(Dataset rows for apps and sites)

◆ ◆ ◆ ◆ ◆

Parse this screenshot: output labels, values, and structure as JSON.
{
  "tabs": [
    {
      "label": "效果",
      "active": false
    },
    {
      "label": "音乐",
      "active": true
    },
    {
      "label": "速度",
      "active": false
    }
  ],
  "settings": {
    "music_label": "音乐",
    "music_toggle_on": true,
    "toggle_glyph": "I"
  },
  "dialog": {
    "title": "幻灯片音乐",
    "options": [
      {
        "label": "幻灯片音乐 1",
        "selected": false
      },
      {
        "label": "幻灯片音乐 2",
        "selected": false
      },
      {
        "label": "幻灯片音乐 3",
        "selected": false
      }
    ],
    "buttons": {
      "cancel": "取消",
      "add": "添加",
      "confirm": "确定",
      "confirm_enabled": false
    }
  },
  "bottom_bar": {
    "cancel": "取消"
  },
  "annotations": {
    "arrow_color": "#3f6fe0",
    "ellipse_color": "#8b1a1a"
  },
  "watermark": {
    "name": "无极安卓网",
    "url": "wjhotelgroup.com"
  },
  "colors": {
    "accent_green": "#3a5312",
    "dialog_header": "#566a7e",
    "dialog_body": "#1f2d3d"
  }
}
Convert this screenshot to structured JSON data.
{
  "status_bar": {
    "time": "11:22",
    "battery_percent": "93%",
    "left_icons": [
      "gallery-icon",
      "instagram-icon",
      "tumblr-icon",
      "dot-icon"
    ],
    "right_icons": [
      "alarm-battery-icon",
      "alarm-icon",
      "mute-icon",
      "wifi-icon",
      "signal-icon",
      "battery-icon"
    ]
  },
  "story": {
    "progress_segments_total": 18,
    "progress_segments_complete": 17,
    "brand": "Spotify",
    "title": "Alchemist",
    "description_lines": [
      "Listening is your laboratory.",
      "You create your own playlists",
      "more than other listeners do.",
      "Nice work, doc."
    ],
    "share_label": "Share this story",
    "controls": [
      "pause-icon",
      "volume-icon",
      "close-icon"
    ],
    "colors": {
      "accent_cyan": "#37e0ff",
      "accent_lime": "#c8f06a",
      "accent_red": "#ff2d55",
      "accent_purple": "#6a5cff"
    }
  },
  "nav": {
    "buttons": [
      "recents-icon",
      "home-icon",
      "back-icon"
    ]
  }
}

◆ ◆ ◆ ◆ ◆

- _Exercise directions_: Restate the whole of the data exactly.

- _Answer to this exercise_:
Parse this screenshot: output labels, values, and structure as JSON.
{
  "tabs": [
    {
      "label": "效果",
      "active": false
    },
    {
      "label": "音乐",
      "active": true
    },
    {
      "label": "速度",
      "active": false
    }
  ],
  "settings": {
    "music_label": "音乐",
    "music_toggle_on": true,
    "toggle_glyph": "I"
  },
  "dialog": {
    "title": "幻灯片音乐",
    "options": [
      {
        "label": "幻灯片音乐 1",
        "selected": false
      },
      {
        "label": "幻灯片音乐 2",
        "selected": false
      },
      {
        "label": "幻灯片音乐 3",
        "selected": false
      }
    ],
    "buttons": {
      "cancel": "取消",
      "add": "添加",
      "confirm": "确定",
      "confirm_enabled": false
    }
  },
  "bottom_bar": {
    "cancel": "取消"
  },
  "annotations": {
    "arrow_color": "#3f6fe0",
    "ellipse_color": "#8b1a1a"
  },
  "watermark": {
    "name": "无极安卓网",
    "url": "wjhotelgroup.com"
  },
  "colors": {
    "accent_green": "#3a5312",
    "dialog_header": "#566a7e",
    "dialog_body": "#1f2d3d"
  }
}
Convert this screenshot to structured JSON data.
{
  "status_bar": {
    "time": "11:22",
    "battery_percent": "93%",
    "left_icons": [
      "gallery-icon",
      "instagram-icon",
      "tumblr-icon",
      "dot-icon"
    ],
    "right_icons": [
      "alarm-battery-icon",
      "alarm-icon",
      "mute-icon",
      "wifi-icon",
      "signal-icon",
      "battery-icon"
    ]
  },
  "story": {
    "progress_segments_total": 18,
    "progress_segments_complete": 17,
    "brand": "Spotify",
    "title": "Alchemist",
    "description_lines": [
      "Listening is your laboratory.",
      "You create your own playlists",
      "more than other listeners do.",
      "Nice work, doc."
    ],
    "share_label": "Share this story",
    "controls": [
      "pause-icon",
      "volume-icon",
      "close-icon"
    ],
    "colors": {
      "accent_cyan": "#37e0ff",
      "accent_lime": "#c8f06a",
      "accent_red": "#ff2d55",
      "accent_purple": "#6a5cff"
    }
  },
  "nav": {
    "buttons": [
      "recents-icon",
      "home-icon",
      "back-icon"
    ]
  }
}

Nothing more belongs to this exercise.